=== DATASET ENTRIES ===
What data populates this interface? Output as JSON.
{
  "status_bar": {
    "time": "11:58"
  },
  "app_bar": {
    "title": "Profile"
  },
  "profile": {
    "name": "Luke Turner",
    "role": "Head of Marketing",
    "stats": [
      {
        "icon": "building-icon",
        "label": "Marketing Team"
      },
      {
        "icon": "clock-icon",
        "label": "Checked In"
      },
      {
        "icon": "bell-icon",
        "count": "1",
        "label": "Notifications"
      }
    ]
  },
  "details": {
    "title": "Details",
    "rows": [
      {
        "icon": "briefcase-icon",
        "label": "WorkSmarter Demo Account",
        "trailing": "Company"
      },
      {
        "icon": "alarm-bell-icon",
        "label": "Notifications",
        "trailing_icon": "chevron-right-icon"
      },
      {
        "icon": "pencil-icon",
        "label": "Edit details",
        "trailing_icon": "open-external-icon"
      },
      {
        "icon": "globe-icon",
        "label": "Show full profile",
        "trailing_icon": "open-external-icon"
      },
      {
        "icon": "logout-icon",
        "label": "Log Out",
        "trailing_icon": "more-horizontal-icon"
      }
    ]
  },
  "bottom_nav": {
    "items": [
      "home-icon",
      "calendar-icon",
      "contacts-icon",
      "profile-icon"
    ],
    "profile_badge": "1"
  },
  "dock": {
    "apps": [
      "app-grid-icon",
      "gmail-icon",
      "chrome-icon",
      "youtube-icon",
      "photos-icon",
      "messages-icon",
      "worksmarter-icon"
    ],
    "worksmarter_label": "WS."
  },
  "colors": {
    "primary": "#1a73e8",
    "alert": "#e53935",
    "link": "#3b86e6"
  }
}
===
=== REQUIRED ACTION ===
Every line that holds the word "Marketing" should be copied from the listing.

=== YOUR RESPONSE ===
    "role": "Head of Marketing",
        "label": "Marketing Team"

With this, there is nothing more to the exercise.